───── SOURCE DATA

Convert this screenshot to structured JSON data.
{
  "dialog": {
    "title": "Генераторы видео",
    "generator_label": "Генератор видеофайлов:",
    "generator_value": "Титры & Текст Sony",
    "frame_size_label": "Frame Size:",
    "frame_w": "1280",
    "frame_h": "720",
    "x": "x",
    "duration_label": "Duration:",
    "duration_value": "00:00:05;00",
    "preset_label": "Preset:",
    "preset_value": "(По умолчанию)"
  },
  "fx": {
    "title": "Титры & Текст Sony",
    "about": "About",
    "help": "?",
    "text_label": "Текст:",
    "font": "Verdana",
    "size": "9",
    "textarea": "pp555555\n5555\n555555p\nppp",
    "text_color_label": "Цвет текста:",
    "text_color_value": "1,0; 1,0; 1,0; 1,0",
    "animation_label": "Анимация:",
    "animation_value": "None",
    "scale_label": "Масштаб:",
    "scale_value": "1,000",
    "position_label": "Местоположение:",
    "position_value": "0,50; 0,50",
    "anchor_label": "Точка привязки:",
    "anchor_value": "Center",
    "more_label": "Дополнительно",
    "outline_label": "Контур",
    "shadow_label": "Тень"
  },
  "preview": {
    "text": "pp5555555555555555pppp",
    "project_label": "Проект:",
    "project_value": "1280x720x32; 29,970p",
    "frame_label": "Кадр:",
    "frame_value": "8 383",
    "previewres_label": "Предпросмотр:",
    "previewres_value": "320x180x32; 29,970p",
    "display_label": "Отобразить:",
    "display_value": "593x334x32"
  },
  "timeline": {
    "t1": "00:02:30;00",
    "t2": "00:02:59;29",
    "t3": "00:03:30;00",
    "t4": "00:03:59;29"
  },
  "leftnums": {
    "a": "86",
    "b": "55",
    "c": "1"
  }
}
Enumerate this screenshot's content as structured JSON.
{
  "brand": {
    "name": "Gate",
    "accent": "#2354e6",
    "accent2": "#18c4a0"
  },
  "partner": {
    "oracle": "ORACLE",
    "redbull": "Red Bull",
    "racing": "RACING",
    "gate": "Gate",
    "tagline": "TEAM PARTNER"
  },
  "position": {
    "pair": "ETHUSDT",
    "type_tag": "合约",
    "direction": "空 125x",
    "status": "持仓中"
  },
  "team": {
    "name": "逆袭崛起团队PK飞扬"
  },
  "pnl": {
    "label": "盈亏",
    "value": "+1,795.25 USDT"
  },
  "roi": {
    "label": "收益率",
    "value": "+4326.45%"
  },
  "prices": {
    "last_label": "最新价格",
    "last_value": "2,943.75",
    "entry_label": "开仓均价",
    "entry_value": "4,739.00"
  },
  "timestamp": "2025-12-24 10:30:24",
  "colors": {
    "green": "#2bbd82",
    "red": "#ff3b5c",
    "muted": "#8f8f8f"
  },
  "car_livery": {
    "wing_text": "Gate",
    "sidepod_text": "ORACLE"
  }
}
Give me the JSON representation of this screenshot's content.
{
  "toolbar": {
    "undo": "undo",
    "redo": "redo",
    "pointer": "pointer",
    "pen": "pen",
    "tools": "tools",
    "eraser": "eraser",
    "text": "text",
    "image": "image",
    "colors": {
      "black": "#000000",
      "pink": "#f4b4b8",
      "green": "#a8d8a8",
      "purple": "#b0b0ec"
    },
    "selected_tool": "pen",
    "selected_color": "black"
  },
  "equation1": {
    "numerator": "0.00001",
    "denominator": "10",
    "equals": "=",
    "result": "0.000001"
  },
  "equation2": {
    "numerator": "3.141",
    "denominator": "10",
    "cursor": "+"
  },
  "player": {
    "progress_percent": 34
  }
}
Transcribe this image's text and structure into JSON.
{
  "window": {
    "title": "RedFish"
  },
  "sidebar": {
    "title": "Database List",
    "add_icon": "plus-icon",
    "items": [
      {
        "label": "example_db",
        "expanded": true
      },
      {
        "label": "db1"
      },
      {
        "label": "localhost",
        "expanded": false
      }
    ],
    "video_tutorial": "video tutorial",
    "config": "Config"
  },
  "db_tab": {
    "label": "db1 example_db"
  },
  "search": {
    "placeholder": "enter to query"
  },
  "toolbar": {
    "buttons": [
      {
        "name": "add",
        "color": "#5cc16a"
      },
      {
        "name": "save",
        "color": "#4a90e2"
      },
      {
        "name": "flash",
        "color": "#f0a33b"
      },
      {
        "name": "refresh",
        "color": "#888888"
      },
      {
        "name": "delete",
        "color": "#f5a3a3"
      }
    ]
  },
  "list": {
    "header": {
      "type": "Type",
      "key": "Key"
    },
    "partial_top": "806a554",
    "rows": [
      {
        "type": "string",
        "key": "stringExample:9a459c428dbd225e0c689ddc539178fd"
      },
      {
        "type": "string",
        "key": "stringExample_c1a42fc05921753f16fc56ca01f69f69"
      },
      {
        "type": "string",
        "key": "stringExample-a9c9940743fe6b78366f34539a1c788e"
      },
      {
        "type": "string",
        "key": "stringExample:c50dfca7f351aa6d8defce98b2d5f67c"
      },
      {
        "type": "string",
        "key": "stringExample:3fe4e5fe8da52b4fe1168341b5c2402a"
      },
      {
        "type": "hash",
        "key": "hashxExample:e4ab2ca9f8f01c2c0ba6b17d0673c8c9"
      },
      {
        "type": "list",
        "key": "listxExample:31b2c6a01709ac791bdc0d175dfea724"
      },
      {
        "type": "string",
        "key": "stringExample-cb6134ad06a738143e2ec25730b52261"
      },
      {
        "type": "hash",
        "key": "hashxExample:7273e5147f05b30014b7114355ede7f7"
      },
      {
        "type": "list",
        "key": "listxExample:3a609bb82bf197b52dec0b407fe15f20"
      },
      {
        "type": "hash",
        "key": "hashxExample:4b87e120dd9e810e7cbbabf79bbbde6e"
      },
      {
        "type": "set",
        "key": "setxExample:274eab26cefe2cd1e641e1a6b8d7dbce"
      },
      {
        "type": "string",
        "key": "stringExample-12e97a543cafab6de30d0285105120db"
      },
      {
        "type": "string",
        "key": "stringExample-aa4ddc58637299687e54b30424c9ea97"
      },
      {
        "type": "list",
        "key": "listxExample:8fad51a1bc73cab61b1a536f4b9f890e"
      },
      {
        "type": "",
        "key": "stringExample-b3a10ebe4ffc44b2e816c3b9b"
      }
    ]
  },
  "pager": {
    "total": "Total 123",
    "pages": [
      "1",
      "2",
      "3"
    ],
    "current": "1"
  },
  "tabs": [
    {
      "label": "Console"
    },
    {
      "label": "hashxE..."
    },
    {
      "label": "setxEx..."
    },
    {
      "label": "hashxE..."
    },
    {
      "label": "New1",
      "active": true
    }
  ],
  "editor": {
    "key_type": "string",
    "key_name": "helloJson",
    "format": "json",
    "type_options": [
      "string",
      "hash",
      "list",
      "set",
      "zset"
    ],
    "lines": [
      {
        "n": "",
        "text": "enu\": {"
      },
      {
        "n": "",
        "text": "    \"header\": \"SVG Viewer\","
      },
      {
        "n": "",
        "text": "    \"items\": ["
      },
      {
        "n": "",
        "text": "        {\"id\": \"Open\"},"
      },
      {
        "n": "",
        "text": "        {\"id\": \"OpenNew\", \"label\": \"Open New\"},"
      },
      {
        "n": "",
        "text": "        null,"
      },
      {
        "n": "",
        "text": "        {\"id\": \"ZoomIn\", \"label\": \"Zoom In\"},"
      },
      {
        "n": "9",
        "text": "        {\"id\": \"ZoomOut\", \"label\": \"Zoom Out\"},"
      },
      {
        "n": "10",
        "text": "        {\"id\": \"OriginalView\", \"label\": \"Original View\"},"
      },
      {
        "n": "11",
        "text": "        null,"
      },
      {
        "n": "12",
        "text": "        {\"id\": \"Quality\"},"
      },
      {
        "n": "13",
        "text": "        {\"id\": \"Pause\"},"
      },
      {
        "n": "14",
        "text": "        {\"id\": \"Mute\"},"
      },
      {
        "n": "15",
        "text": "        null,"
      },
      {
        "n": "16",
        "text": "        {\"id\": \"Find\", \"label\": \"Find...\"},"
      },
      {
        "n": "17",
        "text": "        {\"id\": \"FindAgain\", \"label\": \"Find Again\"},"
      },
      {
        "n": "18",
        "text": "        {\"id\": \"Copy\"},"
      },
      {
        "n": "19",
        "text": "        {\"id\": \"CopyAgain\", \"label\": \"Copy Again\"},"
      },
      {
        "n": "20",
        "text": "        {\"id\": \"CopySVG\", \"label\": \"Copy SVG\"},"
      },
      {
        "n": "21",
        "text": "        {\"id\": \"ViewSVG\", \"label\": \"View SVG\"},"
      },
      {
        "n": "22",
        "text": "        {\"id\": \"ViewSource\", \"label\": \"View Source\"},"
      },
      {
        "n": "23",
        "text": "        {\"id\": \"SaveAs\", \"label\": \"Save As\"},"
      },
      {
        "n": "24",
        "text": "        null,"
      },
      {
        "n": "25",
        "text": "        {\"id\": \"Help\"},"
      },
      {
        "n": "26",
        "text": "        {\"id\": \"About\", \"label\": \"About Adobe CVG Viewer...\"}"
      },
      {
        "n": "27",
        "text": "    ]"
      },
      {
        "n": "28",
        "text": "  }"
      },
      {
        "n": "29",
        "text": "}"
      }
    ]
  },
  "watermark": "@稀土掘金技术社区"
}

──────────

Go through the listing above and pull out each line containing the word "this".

Convert this screenshot to structured JSON data.
Enumerate this screenshot's content as structured JSON.
Give me the JSON representation of this screenshot's content.
Transcribe this image's text and structure into JSON.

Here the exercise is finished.